The Republic of Korea is also investing in growing its nuclear sector. Since 2000, Korea has been implementing its Nuclear Power System Development Plan, with a specific focus on developing advanced reactors, and as a result, in 2012, Korea’s first SMR – SMART – received the standard design approval from the Korean regulator, said Lee Jong-Ho, Minister of Science and ICT in the Republic of Korea. “Now we are developing an even more advanced and innovative SMR based on SMART technology,” he added.

The Korean Government believes that the private sector should take the lead in technological innovations. “This is especially true for the SMR sector, which aims to replace fossil fuels in industries such as seawater desalination and space exploration,” Minister Jong-Ho said. The Korean Government is launching the Korea SMR Initiative to transfer SMART and other advanced nuclear technologies to the private sector in order to help demonstrate and commercialize new reactors. “To kick start these efforts, starting next year, the Government will collaborate with the relevant companies to invest in developing high temperature gas reactors designed for industrial process heat with applications such as hydrogen production and other uses,” he said.

Moroccan moves

In Morocco, the Government is considering adding nuclear power to its energy mix to ensure a reliable energy supply. “Morocco places a distinct focus on small modular reactors due to their numerous advantages, including the flexibility for integration,” said Leila Benali, Morocco’s Minister of Energy Transition and Sustainable Development, in a video statement to the Forum. “They hold significant promise for diverse applications, such as combined heat and power generation and seawater desalination.”

“Morocco’s national infrastructure that is now reinforced by this recognition is open for the benefit of the African continent with a focus on capacity building,” she said.

Delegates also heard that, for the past 40 years, Sweden has expanded different forms of renewable energy, with wind power providing a significant share of electricity, and biomass replacing oil and coal for district heating and industrial processes. “What was forgotten, though, was that the power system is very sensitive and that it has to work technically. It’s not just about adding terawatt hours,” said Sweden’s Vice Minister for Climate and the Environment, Daniel Westlén. Considering the requirement for dispatchable energy to meet demand, when and where needed, as well as for demand to be met without carbon emissions, the options are limited. “Nuclear energy is the only option available,” he added.

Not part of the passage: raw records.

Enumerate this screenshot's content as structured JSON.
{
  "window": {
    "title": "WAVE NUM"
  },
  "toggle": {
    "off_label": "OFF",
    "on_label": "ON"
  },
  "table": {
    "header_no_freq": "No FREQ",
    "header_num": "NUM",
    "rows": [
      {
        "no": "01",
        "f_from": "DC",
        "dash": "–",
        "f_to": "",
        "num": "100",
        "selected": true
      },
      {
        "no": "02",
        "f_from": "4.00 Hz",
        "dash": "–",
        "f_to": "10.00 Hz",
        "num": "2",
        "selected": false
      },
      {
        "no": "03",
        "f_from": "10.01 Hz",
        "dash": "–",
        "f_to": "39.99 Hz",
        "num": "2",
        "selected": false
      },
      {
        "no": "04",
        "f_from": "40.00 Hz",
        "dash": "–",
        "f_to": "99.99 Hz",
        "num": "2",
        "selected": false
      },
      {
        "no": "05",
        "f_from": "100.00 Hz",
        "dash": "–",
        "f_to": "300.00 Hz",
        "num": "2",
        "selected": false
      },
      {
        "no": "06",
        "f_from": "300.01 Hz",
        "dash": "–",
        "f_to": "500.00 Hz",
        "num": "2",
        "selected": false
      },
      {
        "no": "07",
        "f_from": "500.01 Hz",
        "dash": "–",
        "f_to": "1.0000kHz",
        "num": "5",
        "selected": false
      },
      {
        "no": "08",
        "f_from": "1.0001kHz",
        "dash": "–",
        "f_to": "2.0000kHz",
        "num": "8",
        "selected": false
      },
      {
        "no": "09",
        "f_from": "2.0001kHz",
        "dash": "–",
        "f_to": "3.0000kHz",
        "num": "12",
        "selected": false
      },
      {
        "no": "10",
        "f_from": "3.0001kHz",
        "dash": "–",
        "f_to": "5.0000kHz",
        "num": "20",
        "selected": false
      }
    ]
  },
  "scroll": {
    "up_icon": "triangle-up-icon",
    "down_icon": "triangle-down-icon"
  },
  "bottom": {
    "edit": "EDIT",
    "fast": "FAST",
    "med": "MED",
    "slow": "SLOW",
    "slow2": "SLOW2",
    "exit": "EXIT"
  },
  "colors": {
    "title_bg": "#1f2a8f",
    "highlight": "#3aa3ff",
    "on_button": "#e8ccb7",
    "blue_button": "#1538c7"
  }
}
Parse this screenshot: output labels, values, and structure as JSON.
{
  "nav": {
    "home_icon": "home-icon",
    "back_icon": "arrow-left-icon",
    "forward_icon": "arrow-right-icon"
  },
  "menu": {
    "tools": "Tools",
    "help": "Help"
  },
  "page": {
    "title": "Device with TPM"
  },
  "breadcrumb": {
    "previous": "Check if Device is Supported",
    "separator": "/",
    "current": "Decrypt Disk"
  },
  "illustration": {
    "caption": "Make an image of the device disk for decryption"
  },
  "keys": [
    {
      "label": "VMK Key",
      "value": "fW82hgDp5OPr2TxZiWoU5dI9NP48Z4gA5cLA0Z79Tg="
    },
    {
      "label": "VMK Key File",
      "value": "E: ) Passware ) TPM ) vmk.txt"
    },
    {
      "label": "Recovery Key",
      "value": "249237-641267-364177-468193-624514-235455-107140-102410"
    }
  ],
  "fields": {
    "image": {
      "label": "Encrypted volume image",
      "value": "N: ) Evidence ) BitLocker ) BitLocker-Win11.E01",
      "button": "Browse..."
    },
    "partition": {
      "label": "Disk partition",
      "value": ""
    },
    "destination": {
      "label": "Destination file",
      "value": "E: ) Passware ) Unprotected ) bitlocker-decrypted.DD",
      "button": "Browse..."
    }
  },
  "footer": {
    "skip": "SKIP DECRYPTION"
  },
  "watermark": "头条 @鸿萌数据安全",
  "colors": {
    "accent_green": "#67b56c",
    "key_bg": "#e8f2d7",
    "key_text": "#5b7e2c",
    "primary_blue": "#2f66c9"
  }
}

To reach climate and net zero goals, studies have estimated a doubling or tripling of nuclear energy capacity by 2050. “Can the world build 20 or even 40 gigawatts of nuclear energy per year? I would claim it is possible. We’ve done it before,” Vice Minister Westlén said. In the 1980s, more than 180 reactors were under construction globally, and more than 30 gigawatts were added in one single year, he explained. Sweden deployed 12 large reactors between 1972 and 1985. While “climate change is the greatest challenge humanity has ever faced… we are in possession of the tools that we will need to solve this,” he concluded.

Macron muscle

Last year, French President Emmanuel Macron announced a programme to build six nuclear reactors, as well as a programme dedicated to nuclear and innovation with small and advanced modular reactors. “We need energy, which is at the same time cheap, affordable and sustainable. And that’s not so easy to solve,” said François Jacq, general administrator of the French Atomic Energy Commission. “That’s why we need innovation.” Innovation will come in many forms – in applications, approaches and technologies – and will also attract the future generation to the nuclear field.

Advanced reactors are key to reaching net zero goals because they can help to decarbonize energy intensive industries, such as hydrogen production, desalination, district heating, petroleum refining and fertilizer production